[INSTRUCTIONS TO FOLLOW]
In the data that follows, count the lines in which the word "JSON" occurs, and report that figure alone.

#### DATA RECORDS

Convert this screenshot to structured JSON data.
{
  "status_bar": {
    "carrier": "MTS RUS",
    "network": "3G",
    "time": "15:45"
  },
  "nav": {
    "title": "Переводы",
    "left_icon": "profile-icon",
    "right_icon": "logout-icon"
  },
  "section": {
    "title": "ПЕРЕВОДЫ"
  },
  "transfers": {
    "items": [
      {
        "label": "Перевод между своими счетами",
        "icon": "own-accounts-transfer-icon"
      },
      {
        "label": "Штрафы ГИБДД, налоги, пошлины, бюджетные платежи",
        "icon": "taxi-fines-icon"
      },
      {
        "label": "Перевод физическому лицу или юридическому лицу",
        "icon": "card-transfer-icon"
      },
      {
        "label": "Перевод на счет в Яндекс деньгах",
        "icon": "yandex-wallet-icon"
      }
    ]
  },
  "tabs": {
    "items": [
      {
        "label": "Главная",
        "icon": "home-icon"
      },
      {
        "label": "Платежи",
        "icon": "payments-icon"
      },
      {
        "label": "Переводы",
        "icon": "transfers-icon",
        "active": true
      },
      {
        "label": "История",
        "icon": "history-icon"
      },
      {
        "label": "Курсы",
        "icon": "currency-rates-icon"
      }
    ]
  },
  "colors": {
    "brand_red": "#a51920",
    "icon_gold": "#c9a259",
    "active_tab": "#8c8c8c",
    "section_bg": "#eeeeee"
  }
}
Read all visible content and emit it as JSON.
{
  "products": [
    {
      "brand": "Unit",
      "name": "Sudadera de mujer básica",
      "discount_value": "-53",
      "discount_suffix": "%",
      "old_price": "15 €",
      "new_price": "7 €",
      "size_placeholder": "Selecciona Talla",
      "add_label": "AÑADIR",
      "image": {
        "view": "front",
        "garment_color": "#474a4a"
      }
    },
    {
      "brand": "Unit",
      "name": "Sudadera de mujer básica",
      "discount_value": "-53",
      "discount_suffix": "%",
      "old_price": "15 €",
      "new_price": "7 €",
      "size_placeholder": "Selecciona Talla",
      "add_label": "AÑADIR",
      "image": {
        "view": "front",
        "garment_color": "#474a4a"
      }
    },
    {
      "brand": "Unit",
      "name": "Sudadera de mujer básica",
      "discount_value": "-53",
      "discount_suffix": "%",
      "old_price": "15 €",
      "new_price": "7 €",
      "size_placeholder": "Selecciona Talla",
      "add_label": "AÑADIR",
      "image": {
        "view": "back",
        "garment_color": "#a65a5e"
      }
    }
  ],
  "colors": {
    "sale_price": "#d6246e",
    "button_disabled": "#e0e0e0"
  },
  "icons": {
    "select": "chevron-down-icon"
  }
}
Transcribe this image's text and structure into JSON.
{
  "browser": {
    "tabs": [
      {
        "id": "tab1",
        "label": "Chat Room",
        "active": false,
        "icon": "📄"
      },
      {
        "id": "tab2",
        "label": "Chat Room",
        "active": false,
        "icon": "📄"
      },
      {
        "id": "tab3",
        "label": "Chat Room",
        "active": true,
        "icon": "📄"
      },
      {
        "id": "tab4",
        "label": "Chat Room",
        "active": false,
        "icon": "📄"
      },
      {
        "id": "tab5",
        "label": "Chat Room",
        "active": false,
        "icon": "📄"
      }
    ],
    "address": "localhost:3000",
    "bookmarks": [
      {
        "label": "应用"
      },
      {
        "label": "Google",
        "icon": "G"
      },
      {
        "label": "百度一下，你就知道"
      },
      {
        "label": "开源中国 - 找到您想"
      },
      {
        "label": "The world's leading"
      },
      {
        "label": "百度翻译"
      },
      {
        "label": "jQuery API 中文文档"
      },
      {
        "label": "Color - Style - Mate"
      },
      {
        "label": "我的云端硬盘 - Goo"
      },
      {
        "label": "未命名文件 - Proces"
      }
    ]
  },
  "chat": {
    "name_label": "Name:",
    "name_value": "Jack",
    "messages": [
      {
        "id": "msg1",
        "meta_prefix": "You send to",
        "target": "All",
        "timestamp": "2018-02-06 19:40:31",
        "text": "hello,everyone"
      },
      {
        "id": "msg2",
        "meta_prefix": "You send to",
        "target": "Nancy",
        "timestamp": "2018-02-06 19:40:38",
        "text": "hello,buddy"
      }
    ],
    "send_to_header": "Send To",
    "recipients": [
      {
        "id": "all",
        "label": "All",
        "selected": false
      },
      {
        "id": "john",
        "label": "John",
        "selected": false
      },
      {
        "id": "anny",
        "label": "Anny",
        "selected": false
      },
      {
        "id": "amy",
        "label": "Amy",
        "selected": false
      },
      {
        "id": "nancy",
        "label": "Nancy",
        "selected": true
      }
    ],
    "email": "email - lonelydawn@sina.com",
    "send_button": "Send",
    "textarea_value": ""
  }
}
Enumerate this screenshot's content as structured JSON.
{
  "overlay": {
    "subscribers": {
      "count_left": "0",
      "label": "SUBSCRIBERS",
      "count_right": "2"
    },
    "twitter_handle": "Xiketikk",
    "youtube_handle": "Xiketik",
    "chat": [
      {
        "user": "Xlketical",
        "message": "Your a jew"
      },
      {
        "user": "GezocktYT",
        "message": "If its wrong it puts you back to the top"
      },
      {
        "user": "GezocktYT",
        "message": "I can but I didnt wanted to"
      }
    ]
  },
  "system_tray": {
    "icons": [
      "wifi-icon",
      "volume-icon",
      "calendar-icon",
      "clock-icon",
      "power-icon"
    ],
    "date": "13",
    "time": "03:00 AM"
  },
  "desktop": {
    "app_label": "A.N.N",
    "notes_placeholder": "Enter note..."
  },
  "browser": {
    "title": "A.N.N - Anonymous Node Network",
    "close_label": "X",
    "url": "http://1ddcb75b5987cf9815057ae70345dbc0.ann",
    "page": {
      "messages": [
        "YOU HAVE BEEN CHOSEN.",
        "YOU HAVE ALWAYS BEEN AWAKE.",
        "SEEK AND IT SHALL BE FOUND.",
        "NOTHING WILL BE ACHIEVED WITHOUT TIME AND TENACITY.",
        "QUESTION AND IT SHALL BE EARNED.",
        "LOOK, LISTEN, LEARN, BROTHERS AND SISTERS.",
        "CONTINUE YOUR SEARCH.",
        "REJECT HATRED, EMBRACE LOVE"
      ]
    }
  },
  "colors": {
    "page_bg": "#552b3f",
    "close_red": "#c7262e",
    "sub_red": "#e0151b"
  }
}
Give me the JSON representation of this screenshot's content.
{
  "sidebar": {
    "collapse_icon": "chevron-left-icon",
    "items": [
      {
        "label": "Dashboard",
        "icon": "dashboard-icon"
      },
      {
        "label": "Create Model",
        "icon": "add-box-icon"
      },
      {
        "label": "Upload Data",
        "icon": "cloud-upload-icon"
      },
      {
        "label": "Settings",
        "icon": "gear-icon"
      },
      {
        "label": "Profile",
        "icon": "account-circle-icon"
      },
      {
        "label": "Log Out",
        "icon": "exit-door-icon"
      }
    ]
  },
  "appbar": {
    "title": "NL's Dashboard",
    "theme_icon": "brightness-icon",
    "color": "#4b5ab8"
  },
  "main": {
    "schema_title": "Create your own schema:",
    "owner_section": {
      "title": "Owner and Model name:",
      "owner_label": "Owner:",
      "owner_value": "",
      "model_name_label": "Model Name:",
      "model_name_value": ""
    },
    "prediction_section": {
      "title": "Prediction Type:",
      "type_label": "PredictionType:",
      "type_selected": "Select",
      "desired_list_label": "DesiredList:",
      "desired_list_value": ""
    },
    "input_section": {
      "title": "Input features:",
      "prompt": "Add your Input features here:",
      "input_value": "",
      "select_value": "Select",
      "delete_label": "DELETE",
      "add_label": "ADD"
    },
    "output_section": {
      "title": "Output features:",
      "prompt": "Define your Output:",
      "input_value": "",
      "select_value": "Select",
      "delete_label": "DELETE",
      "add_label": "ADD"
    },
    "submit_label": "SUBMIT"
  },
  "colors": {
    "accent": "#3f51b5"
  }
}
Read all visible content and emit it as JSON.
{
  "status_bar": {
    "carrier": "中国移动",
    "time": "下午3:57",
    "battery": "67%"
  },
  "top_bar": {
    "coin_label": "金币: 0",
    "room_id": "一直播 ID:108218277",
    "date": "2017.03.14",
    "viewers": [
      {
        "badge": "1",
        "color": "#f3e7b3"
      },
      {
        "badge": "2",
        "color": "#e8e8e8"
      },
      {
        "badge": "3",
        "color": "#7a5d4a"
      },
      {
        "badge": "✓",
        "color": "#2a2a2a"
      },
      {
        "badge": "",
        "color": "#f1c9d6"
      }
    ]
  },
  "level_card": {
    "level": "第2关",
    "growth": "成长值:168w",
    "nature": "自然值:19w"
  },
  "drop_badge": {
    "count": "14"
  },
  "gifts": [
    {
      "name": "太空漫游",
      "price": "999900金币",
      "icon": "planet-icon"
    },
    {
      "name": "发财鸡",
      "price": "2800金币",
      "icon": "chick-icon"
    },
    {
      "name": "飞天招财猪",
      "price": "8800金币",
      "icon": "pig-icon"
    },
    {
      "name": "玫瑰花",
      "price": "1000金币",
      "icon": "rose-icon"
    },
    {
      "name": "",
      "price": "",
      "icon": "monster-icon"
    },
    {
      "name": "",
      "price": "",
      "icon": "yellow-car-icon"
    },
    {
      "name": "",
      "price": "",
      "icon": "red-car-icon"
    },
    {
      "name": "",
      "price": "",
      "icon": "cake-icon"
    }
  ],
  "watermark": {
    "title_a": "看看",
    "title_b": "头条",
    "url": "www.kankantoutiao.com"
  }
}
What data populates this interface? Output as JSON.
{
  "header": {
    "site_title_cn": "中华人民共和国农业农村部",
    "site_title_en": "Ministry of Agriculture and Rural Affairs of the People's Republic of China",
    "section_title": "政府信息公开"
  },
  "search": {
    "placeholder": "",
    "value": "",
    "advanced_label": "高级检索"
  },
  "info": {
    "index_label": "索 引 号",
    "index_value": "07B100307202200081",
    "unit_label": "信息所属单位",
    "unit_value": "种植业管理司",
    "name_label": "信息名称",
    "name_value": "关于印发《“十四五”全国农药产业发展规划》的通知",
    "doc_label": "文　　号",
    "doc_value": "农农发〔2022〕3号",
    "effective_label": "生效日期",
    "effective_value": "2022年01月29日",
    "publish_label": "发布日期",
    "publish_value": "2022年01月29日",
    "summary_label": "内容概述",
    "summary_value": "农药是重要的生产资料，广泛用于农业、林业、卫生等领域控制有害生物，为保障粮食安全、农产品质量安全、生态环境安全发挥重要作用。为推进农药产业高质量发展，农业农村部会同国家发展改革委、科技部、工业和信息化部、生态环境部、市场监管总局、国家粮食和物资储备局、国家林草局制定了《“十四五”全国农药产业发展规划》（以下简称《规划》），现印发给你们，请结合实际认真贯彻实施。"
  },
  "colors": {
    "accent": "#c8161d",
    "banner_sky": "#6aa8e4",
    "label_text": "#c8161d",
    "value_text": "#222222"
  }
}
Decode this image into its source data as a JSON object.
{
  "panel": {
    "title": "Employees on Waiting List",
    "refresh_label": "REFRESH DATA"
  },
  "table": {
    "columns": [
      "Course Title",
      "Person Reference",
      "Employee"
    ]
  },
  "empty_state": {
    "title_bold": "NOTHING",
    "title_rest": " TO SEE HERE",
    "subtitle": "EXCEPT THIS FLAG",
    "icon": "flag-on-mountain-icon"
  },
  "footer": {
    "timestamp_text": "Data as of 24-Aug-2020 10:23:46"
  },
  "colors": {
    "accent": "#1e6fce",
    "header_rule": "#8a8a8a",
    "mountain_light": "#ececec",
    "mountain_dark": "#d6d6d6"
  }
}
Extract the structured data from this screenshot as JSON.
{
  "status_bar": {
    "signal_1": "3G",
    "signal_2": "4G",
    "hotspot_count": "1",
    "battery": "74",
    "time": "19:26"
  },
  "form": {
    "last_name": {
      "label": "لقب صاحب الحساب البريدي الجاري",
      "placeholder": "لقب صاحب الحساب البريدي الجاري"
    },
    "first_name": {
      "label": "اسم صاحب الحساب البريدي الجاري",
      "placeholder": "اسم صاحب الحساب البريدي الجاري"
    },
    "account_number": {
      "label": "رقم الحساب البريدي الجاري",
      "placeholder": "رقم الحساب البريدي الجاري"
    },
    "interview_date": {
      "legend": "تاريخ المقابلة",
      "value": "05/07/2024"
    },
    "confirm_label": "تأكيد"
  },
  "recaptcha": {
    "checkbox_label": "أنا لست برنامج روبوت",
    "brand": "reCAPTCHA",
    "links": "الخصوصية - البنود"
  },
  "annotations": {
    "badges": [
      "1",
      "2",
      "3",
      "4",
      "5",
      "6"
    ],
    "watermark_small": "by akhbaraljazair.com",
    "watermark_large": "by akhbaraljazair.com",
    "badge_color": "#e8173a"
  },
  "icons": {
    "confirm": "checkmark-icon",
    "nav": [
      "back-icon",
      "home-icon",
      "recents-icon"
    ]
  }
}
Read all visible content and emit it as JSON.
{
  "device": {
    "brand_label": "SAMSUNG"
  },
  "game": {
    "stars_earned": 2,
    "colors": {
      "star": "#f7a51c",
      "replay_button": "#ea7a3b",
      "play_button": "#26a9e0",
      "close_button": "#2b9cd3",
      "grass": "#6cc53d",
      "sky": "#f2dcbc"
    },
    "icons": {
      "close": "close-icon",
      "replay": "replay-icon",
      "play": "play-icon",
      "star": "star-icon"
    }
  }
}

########

[SOLUTION TO THE PROBLEM]
10